*Exercise details:* The expected output is each line in the data below that includes the string "Sort".
*** Opening of Source material ***
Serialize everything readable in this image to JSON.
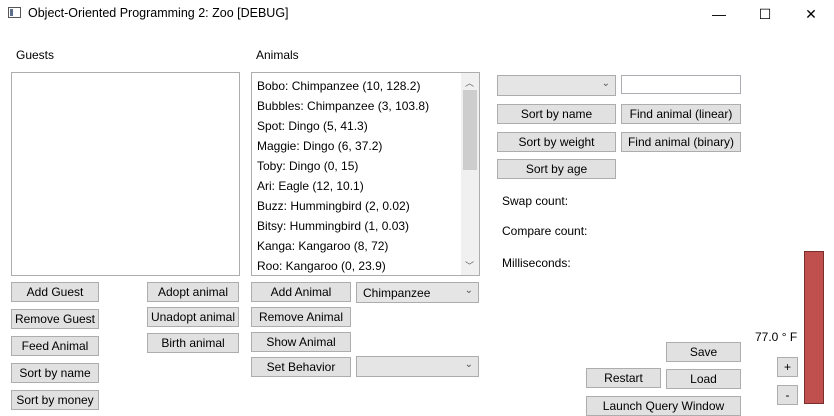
{
  "window": {
    "title": "Object-Oriented Programming 2: Zoo [DEBUG]",
    "controls": {
      "minimize": "—",
      "maximize": "☐",
      "close": "✕"
    }
  },
  "guests": {
    "label": "Guests",
    "items": [],
    "buttons": {
      "add_guest": "Add Guest",
      "remove_guest": "Remove Guest",
      "feed_animal": "Feed Animal",
      "sort_by_name": "Sort by name",
      "sort_by_money": "Sort by money",
      "adopt_animal": "Adopt animal",
      "unadopt_animal": "Unadopt animal",
      "birth_animal": "Birth animal"
    }
  },
  "animals": {
    "label": "Animals",
    "items": [
      "Bobo: Chimpanzee (10, 128.2)",
      "Bubbles: Chimpanzee (3, 103.8)",
      "Spot: Dingo (5, 41.3)",
      "Maggie: Dingo (6, 37.2)",
      "Toby: Dingo (0, 15)",
      "Ari: Eagle (12, 10.1)",
      "Buzz: Hummingbird (2, 0.02)",
      "Bitsy: Hummingbird (1, 0.03)",
      "Kanga: Kangaroo (8, 72)",
      "Roo: Kangaroo (0, 23.9)"
    ],
    "buttons": {
      "add_animal": "Add Animal",
      "remove_animal": "Remove Animal",
      "show_animal": "Show Animal",
      "set_behavior": "Set Behavior"
    },
    "animal_type_selected": "Chimpanzee",
    "behavior_selected": ""
  },
  "search": {
    "combo_selected": "",
    "text_value": "",
    "buttons": {
      "sort_by_name": "Sort by name",
      "sort_by_weight": "Sort by weight",
      "sort_by_age": "Sort by age",
      "find_linear": "Find animal (linear)",
      "find_binary": "Find animal (binary)"
    }
  },
  "stats": {
    "swap_count_label": "Swap count:",
    "compare_count_label": "Compare count:",
    "milliseconds_label": "Milliseconds:"
  },
  "footer": {
    "save": "Save",
    "load": "Load",
    "restart": "Restart",
    "launch_query": "Launch Query Window"
  },
  "temperature": {
    "text": "77.0 ° F",
    "plus": "+",
    "minus": "-",
    "level": 1.0,
    "color": "#c0504d"
  }
}
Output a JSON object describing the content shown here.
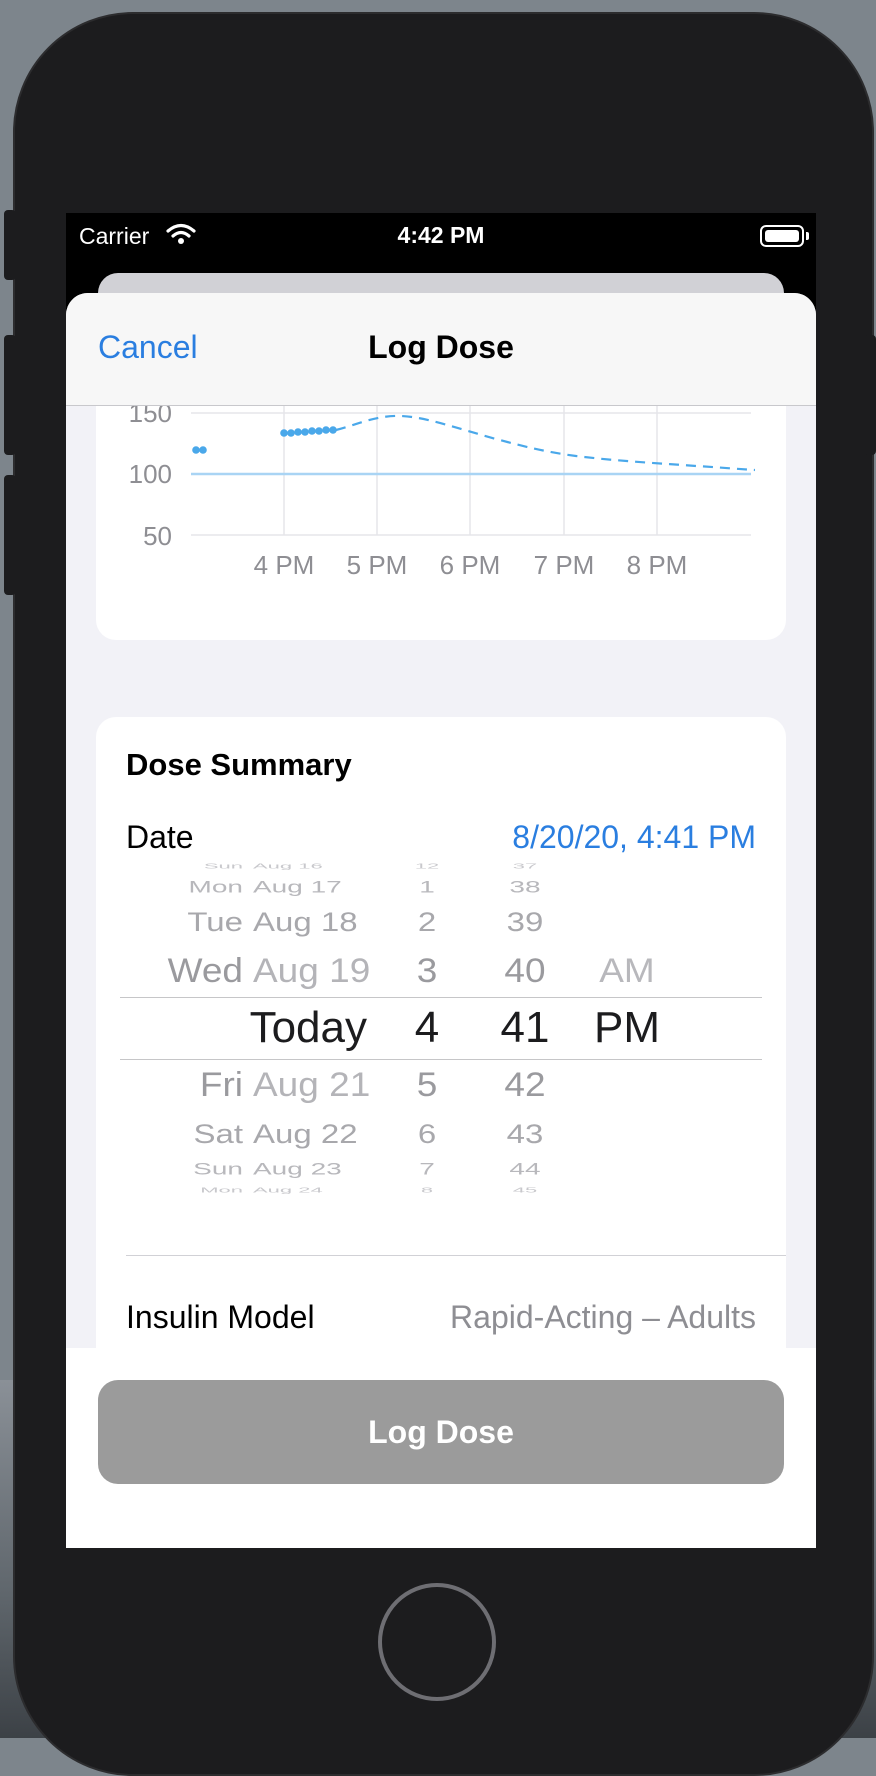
{
  "status_bar": {
    "carrier": "Carrier",
    "time": "4:42 PM"
  },
  "nav": {
    "cancel_label": "Cancel",
    "title": "Log Dose"
  },
  "glucose_chart": {
    "y_ticks": [
      "150",
      "100",
      "50"
    ],
    "x_ticks": [
      "4 PM",
      "5 PM",
      "6 PM",
      "7 PM",
      "8 PM"
    ],
    "target_value": 100,
    "colors": {
      "history": "#4aa8ea",
      "forecast": "#4aa8ea",
      "target": "#a9d4f4",
      "grid": "#e5e5ea"
    }
  },
  "dose_summary": {
    "title": "Dose Summary",
    "date_label": "Date",
    "date_value": "8/20/20, 4:41 PM",
    "picker": {
      "rows": [
        {
          "day": "Sun",
          "date": "Aug 16",
          "hour": "12",
          "minute": "37",
          "ampm": ""
        },
        {
          "day": "Mon",
          "date": "Aug 17",
          "hour": "1",
          "minute": "38",
          "ampm": ""
        },
        {
          "day": "Tue",
          "date": "Aug 18",
          "hour": "2",
          "minute": "39",
          "ampm": ""
        },
        {
          "day": "Wed",
          "date": "Aug 19",
          "hour": "3",
          "minute": "40",
          "ampm": "AM"
        },
        {
          "day": "",
          "date": "Today",
          "hour": "4",
          "minute": "41",
          "ampm": "PM"
        },
        {
          "day": "Fri",
          "date": "Aug 21",
          "hour": "5",
          "minute": "42",
          "ampm": ""
        },
        {
          "day": "Sat",
          "date": "Aug 22",
          "hour": "6",
          "minute": "43",
          "ampm": ""
        },
        {
          "day": "Sun",
          "date": "Aug 23",
          "hour": "7",
          "minute": "44",
          "ampm": ""
        },
        {
          "day": "Mon",
          "date": "Aug 24",
          "hour": "8",
          "minute": "45",
          "ampm": ""
        }
      ]
    },
    "insulin_model_label": "Insulin Model",
    "insulin_model_value": "Rapid-Acting – Adults"
  },
  "footer": {
    "log_button_label": "Log Dose"
  }
}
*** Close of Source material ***
*Output:*
      "sort_by_name": "Sort by name",
      "sort_by_money": "Sort by money",
      "sort_by_name": "Sort by name",
      "sort_by_weight": "Sort by weight",
      "sort_by_age": "Sort by age",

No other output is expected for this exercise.